***** PROVIDED RECORDS *****

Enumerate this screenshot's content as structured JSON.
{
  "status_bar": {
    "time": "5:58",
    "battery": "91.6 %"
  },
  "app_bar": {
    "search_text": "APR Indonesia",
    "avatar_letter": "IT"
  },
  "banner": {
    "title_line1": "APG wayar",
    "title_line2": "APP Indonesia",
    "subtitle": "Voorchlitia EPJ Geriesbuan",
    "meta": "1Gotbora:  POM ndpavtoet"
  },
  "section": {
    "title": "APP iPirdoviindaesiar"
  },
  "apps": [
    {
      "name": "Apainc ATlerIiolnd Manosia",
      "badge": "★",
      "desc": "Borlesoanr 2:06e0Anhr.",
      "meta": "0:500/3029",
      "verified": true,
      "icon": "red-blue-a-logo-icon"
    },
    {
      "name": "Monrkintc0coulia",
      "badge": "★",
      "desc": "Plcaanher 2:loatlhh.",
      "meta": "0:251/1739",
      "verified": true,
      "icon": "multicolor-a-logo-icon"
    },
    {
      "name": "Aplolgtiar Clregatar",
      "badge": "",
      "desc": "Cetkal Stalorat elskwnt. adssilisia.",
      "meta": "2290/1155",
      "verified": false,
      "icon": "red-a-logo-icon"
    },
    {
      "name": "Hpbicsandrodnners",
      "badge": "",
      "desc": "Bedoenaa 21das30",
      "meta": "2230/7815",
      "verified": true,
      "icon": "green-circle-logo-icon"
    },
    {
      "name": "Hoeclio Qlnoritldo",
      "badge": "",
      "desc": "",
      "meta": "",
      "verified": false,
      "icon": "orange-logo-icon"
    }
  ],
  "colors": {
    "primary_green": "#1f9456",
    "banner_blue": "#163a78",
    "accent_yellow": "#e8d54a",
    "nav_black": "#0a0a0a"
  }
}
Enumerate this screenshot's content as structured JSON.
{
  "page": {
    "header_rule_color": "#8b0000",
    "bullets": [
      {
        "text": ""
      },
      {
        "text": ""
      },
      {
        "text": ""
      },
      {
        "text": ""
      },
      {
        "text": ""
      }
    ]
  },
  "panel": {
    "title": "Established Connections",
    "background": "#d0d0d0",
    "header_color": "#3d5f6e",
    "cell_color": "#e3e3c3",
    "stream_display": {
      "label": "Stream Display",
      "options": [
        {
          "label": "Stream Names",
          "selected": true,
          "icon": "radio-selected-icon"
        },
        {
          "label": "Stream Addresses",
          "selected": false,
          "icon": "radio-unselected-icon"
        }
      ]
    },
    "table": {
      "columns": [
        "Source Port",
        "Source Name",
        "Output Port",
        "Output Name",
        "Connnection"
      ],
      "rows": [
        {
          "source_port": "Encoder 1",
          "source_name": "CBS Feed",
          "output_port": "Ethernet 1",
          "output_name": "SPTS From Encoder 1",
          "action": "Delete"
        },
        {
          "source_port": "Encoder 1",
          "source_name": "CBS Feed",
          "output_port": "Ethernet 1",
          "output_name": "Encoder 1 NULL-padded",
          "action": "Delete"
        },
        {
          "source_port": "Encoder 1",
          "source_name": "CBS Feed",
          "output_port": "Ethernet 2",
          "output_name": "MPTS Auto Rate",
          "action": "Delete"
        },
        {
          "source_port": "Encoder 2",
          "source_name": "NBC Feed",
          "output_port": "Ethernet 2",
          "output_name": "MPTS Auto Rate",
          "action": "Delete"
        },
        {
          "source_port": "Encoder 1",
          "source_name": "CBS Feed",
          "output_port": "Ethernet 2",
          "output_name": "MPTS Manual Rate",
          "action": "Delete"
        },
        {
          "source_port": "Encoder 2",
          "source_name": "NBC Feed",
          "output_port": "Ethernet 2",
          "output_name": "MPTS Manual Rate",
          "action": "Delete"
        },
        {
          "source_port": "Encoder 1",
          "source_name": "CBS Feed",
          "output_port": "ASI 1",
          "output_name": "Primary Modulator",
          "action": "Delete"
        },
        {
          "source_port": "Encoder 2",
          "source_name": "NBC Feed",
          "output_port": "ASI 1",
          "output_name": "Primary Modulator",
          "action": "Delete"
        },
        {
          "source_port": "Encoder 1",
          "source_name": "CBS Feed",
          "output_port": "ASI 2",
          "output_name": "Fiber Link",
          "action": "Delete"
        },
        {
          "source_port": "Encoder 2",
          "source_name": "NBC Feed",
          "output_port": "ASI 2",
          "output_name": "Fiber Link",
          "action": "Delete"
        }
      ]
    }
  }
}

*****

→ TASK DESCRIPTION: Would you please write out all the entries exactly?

→ SOLUTION:
Enumerate this screenshot's content as structured JSON.
{
  "status_bar": {
    "time": "5:58",
    "battery": "91.6 %"
  },
  "app_bar": {
    "search_text": "APR Indonesia",
    "avatar_letter": "IT"
  },
  "banner": {
    "title_line1": "APG wayar",
    "title_line2": "APP Indonesia",
    "subtitle": "Voorchlitia EPJ Geriesbuan",
    "meta": "1Gotbora:  POM ndpavtoet"
  },
  "section": {
    "title": "APP iPirdoviindaesiar"
  },
  "apps": [
    {
      "name": "Apainc ATlerIiolnd Manosia",
      "badge": "★",
      "desc": "Borlesoanr 2:06e0Anhr.",
      "meta": "0:500/3029",
      "verified": true,
      "icon": "red-blue-a-logo-icon"
    },
    {
      "name": "Monrkintc0coulia",
      "badge": "★",
      "desc": "Plcaanher 2:loatlhh.",
      "meta": "0:251/1739",
      "verified": true,
      "icon": "multicolor-a-logo-icon"
    },
    {
      "name": "Aplolgtiar Clregatar",
      "badge": "",
      "desc": "Cetkal Stalorat elskwnt. adssilisia.",
      "meta": "2290/1155",
      "verified": false,
      "icon": "red-a-logo-icon"
    },
    {
      "name": "Hpbicsandrodnners",
      "badge": "",
      "desc": "Bedoenaa 21das30",
      "meta": "2230/7815",
      "verified": true,
      "icon": "green-circle-logo-icon"
    },
    {
      "name": "Hoeclio Qlnoritldo",
      "badge": "",
      "desc": "",
      "meta": "",
      "verified": false,
      "icon": "orange-logo-icon"
    }
  ],
  "colors": {
    "primary_green": "#1f9456",
    "banner_blue": "#163a78",
    "accent_yellow": "#e8d54a",
    "nav_black": "#0a0a0a"
  }
}
Enumerate this screenshot's content as structured JSON.
{
  "page": {
    "header_rule_color": "#8b0000",
    "bullets": [
      {
        "text": ""
      },
      {
        "text": ""
      },
      {
        "text": ""
      },
      {
        "text": ""
      },
      {
        "text": ""
      }
    ]
  },
  "panel": {
    "title": "Established Connections",
    "background": "#d0d0d0",
    "header_color": "#3d5f6e",
    "cell_color": "#e3e3c3",
    "stream_display": {
      "label": "Stream Display",
      "options": [
        {
          "label": "Stream Names",
          "selected": true,
          "icon": "radio-selected-icon"
        },
        {
          "label": "Stream Addresses",
          "selected": false,
          "icon": "radio-unselected-icon"
        }
      ]
    },
    "table": {
      "columns": [
        "Source Port",
        "Source Name",
        "Output Port",
        "Output Name",
        "Connnection"
      ],
      "rows": [
        {
          "source_port": "Encoder 1",
          "source_name": "CBS Feed",
          "output_port": "Ethernet 1",
          "output_name": "SPTS From Encoder 1",
          "action": "Delete"
        },
        {
          "source_port": "Encoder 1",
          "source_name": "CBS Feed",
          "output_port": "Ethernet 1",
          "output_name": "Encoder 1 NULL-padded",
          "action": "Delete"
        },
        {
          "source_port": "Encoder 1",
          "source_name": "CBS Feed",
          "output_port": "Ethernet 2",
          "output_name": "MPTS Auto Rate",
          "action": "Delete"
        },
        {
          "source_port": "Encoder 2",
          "source_name": "NBC Feed",
          "output_port": "Ethernet 2",
          "output_name": "MPTS Auto Rate",
          "action": "Delete"
        },
        {
          "source_port": "Encoder 1",
          "source_name": "CBS Feed",
          "output_port": "Ethernet 2",
          "output_name": "MPTS Manual Rate",
          "action": "Delete"
        },
        {
          "source_port": "Encoder 2",
          "source_name": "NBC Feed",
          "output_port": "Ethernet 2",
          "output_name": "MPTS Manual Rate",
          "action": "Delete"
        },
        {
          "source_port": "Encoder 1",
          "source_name": "CBS Feed",
          "output_port": "ASI 1",
          "output_name": "Primary Modulator",
          "action": "Delete"
        },
        {
          "source_port": "Encoder 2",
          "source_name": "NBC Feed",
          "output_port": "ASI 1",
          "output_name": "Primary Modulator",
          "action": "Delete"
        },
        {
          "source_port": "Encoder 1",
          "source_name": "CBS Feed",
          "output_port": "ASI 2",
          "output_name": "Fiber Link",
          "action": "Delete"
        },
        {
          "source_port": "Encoder 2",
          "source_name": "NBC Feed",
          "output_port": "ASI 2",
          "output_name": "Fiber Link",
          "action": "Delete"
        }
      ]
    }
  }
}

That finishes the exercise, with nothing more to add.